● **Exercise brief**
Please retype the entries below word for word, passing over every picture.

[Exercise data Boundary: Start]

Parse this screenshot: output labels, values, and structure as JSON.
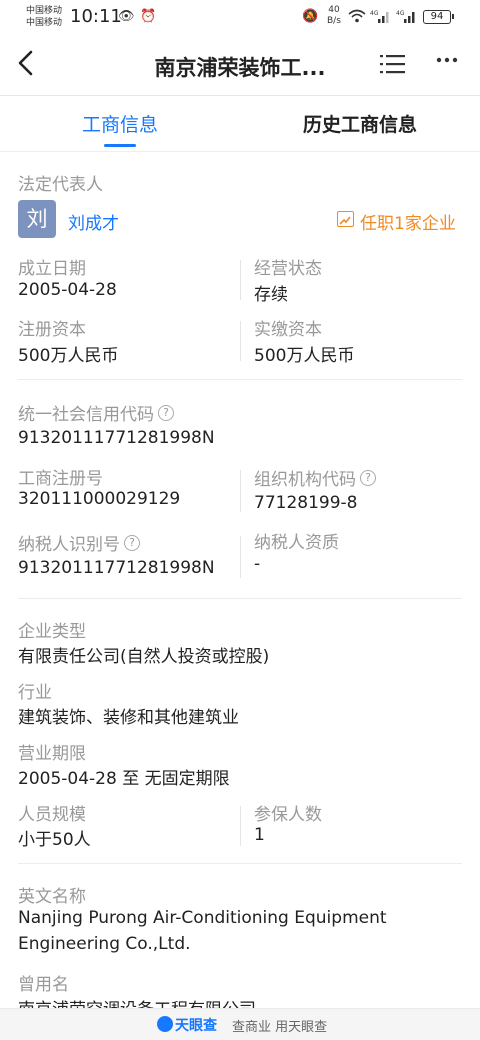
{
  "status_bar": {
    "carrier1": "中国移动",
    "carrier2": "中国移动",
    "time": "10:11",
    "net_speed_value": "40",
    "net_speed_unit": "B/s",
    "battery": "94"
  },
  "nav": {
    "title": "南京浦荣装饰工..."
  },
  "tabs": [
    {
      "label": "工商信息"
    },
    {
      "label": "历史工商信息"
    }
  ],
  "legal_rep": {
    "label": "法定代表人",
    "avatar_char": "刘",
    "name": "刘成才",
    "position_link": "任职1家企业"
  },
  "fields": {
    "established_label": "成立日期",
    "established_value": "2005-04-28",
    "status_label": "经营状态",
    "status_value": "存续",
    "reg_capital_label": "注册资本",
    "reg_capital_value": "500万人民币",
    "paid_capital_label": "实缴资本",
    "paid_capital_value": "500万人民币",
    "credit_code_label": "统一社会信用代码",
    "credit_code_value": "91320111771281998N",
    "reg_no_label": "工商注册号",
    "reg_no_value": "320111000029129",
    "org_code_label": "组织机构代码",
    "org_code_value": "77128199-8",
    "taxpayer_id_label": "纳税人识别号",
    "taxpayer_id_value": "91320111771281998N",
    "taxpayer_qual_label": "纳税人资质",
    "taxpayer_qual_value": "-",
    "company_type_label": "企业类型",
    "company_type_value": "有限责任公司(自然人投资或控股)",
    "industry_label": "行业",
    "industry_value": "建筑装饰、装修和其他建筑业",
    "term_label": "营业期限",
    "term_value": "2005-04-28 至 无固定期限",
    "staff_label": "人员规模",
    "staff_value": "小于50人",
    "insured_label": "参保人数",
    "insured_value": "1",
    "english_name_label": "英文名称",
    "english_name_value": "Nanjing Purong Air-Conditioning Equipment Engineering Co.,Ltd.",
    "former_name_label": "曾用名",
    "former_name_value": "南京浦荣空调设备工程有限公司"
  },
  "footer": {
    "brand": "天眼查",
    "slogan": "查商业 用天眼查"
  }
}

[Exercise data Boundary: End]

● **Written response**
Parse this screenshot: output labels, values, and structure as JSON.
{
  "status_bar": {
    "carrier1": "中国移动",
    "carrier2": "中国移动",
    "time": "10:11",
    "net_speed_value": "40",
    "net_speed_unit": "B/s",
    "battery": "94"
  },
  "nav": {
    "title": "南京浦荣装饰工..."
  },
  "tabs": [
    {
      "label": "工商信息"
    },
    {
      "label": "历史工商信息"
    }
  ],
  "legal_rep": {
    "label": "法定代表人",
    "avatar_char": "刘",
    "name": "刘成才",
    "position_link": "任职1家企业"
  },
  "fields": {
    "established_label": "成立日期",
    "established_value": "2005-04-28",
    "status_label": "经营状态",
    "status_value": "存续",
    "reg_capital_label": "注册资本",
    "reg_capital_value": "500万人民币",
    "paid_capital_label": "实缴资本",
    "paid_capital_value": "500万人民币",
    "credit_code_label": "统一社会信用代码",
    "credit_code_value": "91320111771281998N",
    "reg_no_label": "工商注册号",
    "reg_no_value": "320111000029129",
    "org_code_label": "组织机构代码",
    "org_code_value": "77128199-8",
    "taxpayer_id_label": "纳税人识别号",
    "taxpayer_id_value": "91320111771281998N",
    "taxpayer_qual_label": "纳税人资质",
    "taxpayer_qual_value": "-",
    "company_type_label": "企业类型",
    "company_type_value": "有限责任公司(自然人投资或控股)",
    "industry_label": "行业",
    "industry_value": "建筑装饰、装修和其他建筑业",
    "term_label": "营业期限",
    "term_value": "2005-04-28 至 无固定期限",
    "staff_label": "人员规模",
    "staff_value": "小于50人",
    "insured_label": "参保人数",
    "insured_value": "1",
    "english_name_label": "英文名称",
    "english_name_value": "Nanjing Purong Air-Conditioning Equipment Engineering Co.,Ltd.",
    "former_name_label": "曾用名",
    "former_name_value": "南京浦荣空调设备工程有限公司"
  },
  "footer": {
    "brand": "天眼查",
    "slogan": "查商业 用天眼查"
  }
}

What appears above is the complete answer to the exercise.